> **TASK DESCRIPTION**: Copy every line in the listing that contains "color".
-*-
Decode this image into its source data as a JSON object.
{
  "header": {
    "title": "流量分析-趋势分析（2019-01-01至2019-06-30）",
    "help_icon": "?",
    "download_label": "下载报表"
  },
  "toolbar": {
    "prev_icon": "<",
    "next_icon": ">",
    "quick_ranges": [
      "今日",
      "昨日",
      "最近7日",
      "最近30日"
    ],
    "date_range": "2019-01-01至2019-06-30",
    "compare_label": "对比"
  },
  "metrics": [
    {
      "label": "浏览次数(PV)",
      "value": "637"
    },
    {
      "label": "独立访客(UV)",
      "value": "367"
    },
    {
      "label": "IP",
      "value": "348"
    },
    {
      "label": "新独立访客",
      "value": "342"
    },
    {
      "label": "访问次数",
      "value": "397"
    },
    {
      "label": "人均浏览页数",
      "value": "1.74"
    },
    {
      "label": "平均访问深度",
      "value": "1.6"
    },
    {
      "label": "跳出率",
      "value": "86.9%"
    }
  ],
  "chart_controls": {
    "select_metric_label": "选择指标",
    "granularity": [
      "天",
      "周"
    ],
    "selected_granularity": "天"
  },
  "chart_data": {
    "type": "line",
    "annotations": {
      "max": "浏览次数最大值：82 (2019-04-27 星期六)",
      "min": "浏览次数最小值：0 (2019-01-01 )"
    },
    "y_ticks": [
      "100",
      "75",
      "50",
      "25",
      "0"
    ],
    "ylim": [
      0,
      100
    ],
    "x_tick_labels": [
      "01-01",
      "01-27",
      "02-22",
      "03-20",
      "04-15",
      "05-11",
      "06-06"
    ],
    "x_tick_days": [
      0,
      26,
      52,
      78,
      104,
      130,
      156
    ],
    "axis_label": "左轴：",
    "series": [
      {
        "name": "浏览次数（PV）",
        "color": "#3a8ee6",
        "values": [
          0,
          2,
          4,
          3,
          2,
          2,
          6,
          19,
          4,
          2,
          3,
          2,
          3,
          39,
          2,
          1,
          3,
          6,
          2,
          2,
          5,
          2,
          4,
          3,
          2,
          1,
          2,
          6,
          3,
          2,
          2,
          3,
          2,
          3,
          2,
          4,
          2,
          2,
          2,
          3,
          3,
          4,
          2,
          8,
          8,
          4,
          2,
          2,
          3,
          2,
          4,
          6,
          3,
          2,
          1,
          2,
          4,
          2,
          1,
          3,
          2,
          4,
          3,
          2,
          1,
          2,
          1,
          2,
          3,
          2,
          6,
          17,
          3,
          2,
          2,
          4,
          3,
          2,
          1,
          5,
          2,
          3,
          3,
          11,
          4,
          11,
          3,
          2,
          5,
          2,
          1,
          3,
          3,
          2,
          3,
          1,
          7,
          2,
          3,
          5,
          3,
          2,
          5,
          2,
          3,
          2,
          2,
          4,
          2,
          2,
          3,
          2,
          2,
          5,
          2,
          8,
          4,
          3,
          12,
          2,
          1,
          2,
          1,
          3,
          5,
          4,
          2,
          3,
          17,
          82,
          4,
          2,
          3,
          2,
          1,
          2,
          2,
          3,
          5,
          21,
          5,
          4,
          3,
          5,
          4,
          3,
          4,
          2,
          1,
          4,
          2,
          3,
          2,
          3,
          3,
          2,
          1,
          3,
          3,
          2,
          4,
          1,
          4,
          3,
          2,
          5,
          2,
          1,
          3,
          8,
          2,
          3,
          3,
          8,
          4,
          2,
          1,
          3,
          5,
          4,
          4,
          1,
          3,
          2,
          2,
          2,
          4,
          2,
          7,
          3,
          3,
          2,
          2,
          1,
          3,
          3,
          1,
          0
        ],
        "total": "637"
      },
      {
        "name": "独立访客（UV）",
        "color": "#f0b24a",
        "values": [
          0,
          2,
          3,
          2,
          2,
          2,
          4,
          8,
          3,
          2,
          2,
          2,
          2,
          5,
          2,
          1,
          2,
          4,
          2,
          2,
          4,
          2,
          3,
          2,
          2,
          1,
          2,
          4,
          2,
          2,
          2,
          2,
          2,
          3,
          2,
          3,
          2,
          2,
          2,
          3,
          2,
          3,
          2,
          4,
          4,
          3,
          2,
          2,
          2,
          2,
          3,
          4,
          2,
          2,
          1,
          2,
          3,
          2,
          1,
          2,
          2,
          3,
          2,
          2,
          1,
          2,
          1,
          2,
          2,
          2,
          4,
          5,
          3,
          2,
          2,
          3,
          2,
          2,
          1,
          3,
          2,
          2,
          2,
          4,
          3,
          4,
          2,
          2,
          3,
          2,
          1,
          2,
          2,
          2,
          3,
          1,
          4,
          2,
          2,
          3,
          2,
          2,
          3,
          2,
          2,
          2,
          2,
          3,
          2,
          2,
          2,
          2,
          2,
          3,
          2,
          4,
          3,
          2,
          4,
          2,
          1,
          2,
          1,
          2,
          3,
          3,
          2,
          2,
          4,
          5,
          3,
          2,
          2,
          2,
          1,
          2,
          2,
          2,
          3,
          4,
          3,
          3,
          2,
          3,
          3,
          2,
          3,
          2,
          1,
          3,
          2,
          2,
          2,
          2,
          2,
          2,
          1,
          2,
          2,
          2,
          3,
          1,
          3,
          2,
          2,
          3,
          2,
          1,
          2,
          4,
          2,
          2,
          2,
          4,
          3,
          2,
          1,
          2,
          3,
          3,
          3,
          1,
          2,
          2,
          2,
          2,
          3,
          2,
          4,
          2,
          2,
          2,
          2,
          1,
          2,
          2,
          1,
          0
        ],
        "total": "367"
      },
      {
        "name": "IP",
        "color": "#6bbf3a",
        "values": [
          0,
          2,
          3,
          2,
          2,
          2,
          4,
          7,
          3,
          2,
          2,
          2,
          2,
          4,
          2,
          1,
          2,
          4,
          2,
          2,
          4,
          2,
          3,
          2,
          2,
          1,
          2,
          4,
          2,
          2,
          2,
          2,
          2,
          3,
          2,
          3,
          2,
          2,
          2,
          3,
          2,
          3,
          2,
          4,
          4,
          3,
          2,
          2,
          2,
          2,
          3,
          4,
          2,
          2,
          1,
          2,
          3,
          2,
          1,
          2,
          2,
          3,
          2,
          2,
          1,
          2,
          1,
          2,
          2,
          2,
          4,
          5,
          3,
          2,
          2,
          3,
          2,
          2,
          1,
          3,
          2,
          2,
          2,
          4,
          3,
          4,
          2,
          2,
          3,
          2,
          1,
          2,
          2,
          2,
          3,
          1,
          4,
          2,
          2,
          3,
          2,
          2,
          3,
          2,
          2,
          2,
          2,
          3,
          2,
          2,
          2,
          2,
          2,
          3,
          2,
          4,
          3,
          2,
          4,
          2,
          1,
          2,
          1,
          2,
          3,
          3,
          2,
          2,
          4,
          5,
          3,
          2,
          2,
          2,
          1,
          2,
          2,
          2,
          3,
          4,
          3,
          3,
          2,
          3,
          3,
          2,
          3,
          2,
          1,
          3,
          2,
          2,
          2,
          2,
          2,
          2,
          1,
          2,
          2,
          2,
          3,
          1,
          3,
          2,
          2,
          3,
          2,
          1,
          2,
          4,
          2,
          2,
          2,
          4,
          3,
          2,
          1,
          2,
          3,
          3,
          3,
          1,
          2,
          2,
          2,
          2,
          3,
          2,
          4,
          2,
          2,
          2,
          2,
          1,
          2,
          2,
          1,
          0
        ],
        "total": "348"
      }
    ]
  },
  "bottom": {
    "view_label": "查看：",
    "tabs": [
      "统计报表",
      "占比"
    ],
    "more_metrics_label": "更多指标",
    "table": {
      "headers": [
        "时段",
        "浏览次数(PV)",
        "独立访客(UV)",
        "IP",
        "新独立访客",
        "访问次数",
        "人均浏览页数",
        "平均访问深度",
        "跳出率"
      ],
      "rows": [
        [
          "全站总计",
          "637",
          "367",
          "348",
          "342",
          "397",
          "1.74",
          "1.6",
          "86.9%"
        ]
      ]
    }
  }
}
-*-
> **RESULT OF THIS TASK**:
        "color": "#3a8ee6",
        "color": "#f0b24a",
        "color": "#6bbf3a",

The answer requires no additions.